incspaces, a leading space-as-a-service operator with locations across London, Leeds, and Manchester, is urging workers to consider supporting their vital local economies as they begin to return to the office later this year. Under the Government’s roadmap to recovery, office workers are expected to begin a phased return to the workplace from 12th April as an increasing number of businesses are given the green light to reopen. The team behind the growing flex space initiative is keen to use this as an opportunity to support small firms.

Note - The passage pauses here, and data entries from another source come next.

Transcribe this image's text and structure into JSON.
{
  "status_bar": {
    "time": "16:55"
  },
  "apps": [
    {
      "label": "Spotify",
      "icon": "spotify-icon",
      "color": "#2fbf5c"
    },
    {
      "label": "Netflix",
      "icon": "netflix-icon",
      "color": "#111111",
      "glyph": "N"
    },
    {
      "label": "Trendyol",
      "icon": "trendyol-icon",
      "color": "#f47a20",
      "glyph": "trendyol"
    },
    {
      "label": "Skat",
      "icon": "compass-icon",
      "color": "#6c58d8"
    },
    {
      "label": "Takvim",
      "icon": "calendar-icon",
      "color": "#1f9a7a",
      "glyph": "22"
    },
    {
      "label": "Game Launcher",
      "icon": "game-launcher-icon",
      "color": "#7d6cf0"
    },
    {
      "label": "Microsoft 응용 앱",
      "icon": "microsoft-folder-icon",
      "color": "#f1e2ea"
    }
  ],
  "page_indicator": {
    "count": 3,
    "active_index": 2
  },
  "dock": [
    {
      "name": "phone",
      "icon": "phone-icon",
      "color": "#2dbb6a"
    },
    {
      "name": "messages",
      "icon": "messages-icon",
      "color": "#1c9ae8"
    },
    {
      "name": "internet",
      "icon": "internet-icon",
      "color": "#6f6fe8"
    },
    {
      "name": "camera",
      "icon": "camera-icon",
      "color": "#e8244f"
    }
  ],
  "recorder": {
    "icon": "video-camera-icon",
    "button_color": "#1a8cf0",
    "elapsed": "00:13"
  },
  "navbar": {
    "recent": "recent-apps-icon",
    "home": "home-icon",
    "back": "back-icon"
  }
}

In preparation for the widespread return, incspaces has already launched a brand new COVID-secure flex space in Leeds city centre, providing an expanse of outdoor space and strategically laid out workspaces to maximise collaboration while minimising risk. Now, it is hoping to encourage its users to support nearby convenience stores, family-run cafes, local restaurants, and other businesses that have received little Government assistance over the past 12 months.
Charlie Cudworth, incspaces MD said, “It has been hugely important that we’ve had a stay-at-home message throughout the pandemic, but now, as more than 20 million adults have been vaccinated, we need to begin to head back to the office, back to our city centres, and most importantly back to supporting our local independent businesses who have really struggled to stay afloat. We’ve already seen a 400% increase in interest for our modern, post-COVID office spaces, and we believe that this is a fantastic opportunity to rejuvenate our local economies.
“We’re asking our users to consider trying out a local cafe for a bite to eat or grabbing a morning coffee from an independent vendor rather than a big corporation. Our flex spaces are located right in the heart of three of the UK’s most exciting cities, close to incredible small businesses that we’re very proud to support during this difficult time.”
Venturing out for lunch or refreshments – even just once or twice a week – isn’t just about supporting local economies – it’s about supporting mental health, too. The neuroscience of human social behaviour has been a hot topic during the pandemic, with fears that social distancing and isolation could spark a mental health crisis. Historically, humans adapted to depend on cooperation to enhance the rate of survival, and while the population no longer faces the same risks, the inherent desire for physical interaction is something that hasn’t lessened over time.
While returning to the workplace may offer essential interaction, it is vital that workers feel confident in returning to their day-to-day lives following months of Government-mandated isolation. Visiting a local cafe, restaurant, or convenience store can help, as well as helping to support local businesses when they need it most.